▸ Aim of the exercise:
Where the line containing "Decode this image" appears below, begin there and reproduce each line exactly through the last one, omitting pictures.

▸ Web page and app entries:

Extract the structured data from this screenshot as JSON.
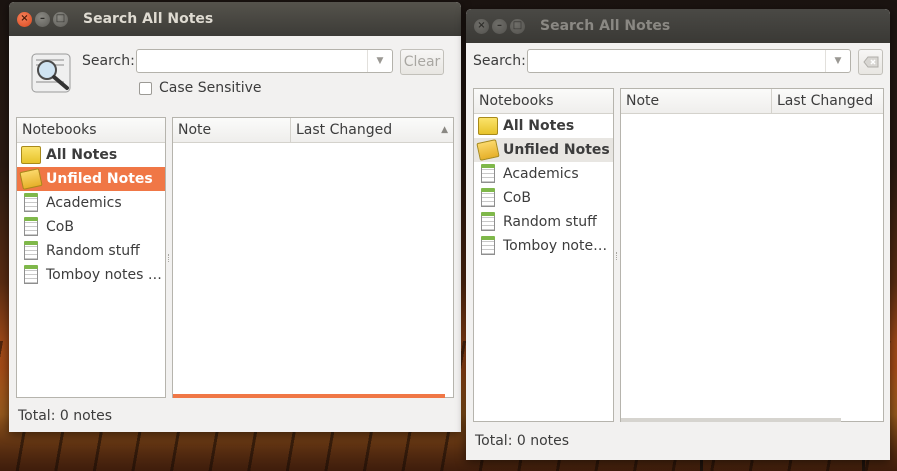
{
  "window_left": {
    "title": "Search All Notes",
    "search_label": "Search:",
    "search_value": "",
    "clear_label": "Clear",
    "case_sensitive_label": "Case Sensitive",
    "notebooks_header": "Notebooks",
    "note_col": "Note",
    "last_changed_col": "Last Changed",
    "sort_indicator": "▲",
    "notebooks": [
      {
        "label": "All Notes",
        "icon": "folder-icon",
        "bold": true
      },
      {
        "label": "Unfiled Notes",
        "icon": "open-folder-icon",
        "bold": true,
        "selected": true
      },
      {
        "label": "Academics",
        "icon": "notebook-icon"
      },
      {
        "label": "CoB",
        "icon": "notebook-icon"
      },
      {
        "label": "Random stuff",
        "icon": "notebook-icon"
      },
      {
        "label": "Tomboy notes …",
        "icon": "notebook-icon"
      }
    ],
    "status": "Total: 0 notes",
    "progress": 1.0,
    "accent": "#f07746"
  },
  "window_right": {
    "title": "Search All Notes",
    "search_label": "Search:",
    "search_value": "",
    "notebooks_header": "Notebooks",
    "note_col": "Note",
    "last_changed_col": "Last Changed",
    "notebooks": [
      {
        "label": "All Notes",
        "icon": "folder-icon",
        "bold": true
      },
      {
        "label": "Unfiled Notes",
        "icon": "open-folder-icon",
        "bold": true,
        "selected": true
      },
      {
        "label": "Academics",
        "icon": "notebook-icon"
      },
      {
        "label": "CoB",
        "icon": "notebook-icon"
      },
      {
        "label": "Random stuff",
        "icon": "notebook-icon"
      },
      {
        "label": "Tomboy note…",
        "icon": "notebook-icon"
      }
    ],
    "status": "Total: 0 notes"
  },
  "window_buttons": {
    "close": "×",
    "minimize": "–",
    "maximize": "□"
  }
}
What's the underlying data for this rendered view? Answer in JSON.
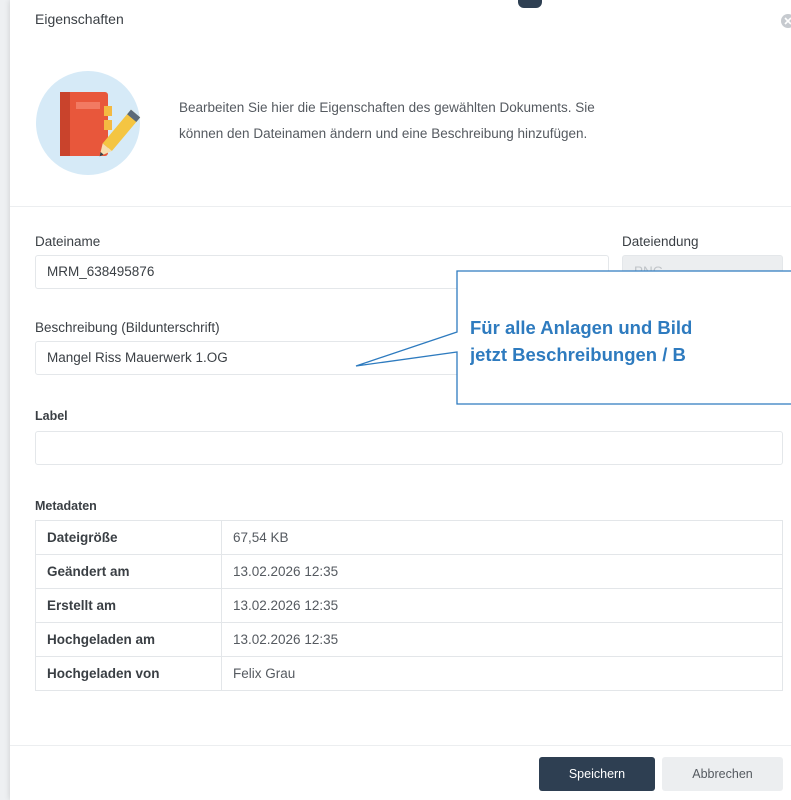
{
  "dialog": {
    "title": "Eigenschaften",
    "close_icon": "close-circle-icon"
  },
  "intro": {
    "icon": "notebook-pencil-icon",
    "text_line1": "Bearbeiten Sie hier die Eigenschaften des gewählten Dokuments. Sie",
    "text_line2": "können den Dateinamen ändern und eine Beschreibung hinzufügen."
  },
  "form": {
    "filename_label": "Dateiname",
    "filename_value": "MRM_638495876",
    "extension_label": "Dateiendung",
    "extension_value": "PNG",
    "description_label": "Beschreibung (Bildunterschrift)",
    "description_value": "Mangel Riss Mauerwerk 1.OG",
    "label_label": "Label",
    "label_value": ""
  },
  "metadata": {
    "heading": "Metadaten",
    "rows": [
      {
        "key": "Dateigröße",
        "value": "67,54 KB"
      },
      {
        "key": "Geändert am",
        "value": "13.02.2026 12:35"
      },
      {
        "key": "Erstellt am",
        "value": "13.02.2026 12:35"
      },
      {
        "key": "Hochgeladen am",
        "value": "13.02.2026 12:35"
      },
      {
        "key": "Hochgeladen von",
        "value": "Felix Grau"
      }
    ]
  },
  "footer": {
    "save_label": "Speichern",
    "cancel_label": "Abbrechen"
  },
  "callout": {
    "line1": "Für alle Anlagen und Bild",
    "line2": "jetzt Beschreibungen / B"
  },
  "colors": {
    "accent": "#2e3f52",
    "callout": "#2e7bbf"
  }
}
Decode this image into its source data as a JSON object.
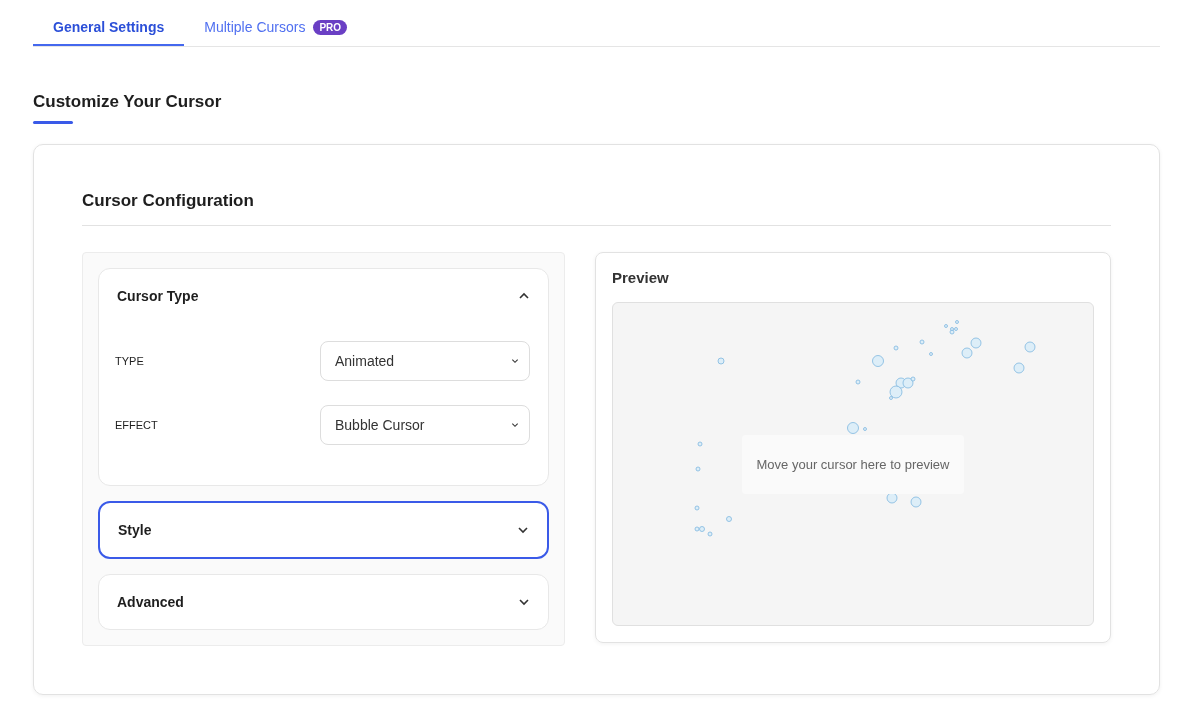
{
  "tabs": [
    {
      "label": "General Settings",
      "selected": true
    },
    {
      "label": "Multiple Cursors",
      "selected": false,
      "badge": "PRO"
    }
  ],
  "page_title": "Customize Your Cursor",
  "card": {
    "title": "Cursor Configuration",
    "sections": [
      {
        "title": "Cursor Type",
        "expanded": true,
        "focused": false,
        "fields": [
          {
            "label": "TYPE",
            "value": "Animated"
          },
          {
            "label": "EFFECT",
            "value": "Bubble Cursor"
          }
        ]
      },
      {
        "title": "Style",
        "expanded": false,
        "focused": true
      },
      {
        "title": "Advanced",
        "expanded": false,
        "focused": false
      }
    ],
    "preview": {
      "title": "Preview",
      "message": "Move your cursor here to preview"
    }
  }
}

▸ Result for this exercise:
Decode this image into its source data as a JSON object.
{
  "tabs": [
    {
      "label": "General Settings",
      "selected": true
    },
    {
      "label": "Multiple Cursors",
      "selected": false,
      "badge": "PRO"
    }
  ],
  "page_title": "Customize Your Cursor",
  "card": {
    "title": "Cursor Configuration",
    "sections": [
      {
        "title": "Cursor Type",
        "expanded": true,
        "focused": false,
        "fields": [
          {
            "label": "TYPE",
            "value": "Animated"
          },
          {
            "label": "EFFECT",
            "value": "Bubble Cursor"
          }
        ]
      },
      {
        "title": "Style",
        "expanded": false,
        "focused": true
      },
      {
        "title": "Advanced",
        "expanded": false,
        "focused": false
      }
    ],
    "preview": {
      "title": "Preview",
      "message": "Move your cursor here to preview"
    }
  }
}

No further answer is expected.